» **Work required**: Look through the data below and show every line that includes "Filter".

» **Supplied data**:
==*==
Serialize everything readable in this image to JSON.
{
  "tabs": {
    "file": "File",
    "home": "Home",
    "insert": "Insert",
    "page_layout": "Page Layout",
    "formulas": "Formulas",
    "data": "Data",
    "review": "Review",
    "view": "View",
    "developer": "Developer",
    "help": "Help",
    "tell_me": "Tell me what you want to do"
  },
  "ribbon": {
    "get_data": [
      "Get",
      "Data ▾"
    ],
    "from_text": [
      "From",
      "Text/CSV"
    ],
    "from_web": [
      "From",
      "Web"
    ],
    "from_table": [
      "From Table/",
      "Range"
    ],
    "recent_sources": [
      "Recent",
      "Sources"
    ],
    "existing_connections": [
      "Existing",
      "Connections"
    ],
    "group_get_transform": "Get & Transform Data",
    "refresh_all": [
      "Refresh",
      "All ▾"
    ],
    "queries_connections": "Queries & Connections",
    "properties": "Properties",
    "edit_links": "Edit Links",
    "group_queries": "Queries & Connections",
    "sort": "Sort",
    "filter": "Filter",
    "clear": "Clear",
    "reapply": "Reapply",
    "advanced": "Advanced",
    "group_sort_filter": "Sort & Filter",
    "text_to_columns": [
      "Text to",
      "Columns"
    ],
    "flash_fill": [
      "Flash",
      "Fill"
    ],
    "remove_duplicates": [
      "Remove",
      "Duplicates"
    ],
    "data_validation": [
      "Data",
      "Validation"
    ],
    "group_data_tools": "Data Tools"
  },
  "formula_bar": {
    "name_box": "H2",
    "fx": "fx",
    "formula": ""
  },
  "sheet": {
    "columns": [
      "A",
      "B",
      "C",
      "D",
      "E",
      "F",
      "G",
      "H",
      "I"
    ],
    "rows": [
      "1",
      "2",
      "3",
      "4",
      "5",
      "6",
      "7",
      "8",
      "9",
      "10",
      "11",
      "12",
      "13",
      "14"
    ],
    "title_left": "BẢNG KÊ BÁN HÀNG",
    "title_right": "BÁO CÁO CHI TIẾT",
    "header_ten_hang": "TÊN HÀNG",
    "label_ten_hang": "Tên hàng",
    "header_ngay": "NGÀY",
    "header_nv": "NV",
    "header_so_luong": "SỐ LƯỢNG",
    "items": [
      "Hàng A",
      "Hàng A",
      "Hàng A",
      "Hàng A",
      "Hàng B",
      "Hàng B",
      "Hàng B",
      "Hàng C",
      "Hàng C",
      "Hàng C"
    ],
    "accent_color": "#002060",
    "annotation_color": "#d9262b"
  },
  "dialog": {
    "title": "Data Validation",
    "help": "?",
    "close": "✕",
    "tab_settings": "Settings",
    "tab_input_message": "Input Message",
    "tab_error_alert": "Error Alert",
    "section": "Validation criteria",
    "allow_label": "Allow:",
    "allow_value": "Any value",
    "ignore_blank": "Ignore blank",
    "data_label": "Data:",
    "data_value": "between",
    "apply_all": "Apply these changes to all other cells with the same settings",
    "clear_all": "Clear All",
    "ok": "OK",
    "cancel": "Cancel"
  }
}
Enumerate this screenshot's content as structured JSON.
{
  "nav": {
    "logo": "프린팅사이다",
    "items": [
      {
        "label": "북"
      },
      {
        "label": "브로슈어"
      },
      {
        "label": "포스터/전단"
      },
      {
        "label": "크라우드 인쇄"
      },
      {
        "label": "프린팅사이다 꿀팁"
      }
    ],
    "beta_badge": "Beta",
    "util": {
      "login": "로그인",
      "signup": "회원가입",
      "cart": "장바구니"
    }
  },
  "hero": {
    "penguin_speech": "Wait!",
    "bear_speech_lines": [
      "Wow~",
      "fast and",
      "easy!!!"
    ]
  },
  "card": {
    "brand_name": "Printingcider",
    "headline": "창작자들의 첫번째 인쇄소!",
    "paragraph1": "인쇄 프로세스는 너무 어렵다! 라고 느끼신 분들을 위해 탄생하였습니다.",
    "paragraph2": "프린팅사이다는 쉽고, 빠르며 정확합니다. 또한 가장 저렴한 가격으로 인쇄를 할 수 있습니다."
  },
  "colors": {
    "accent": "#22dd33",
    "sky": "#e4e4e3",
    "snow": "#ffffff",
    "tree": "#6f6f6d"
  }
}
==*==
» **Response to this exercise**:
    "filter": "Filter",
    "group_sort_filter": "Sort & Filter",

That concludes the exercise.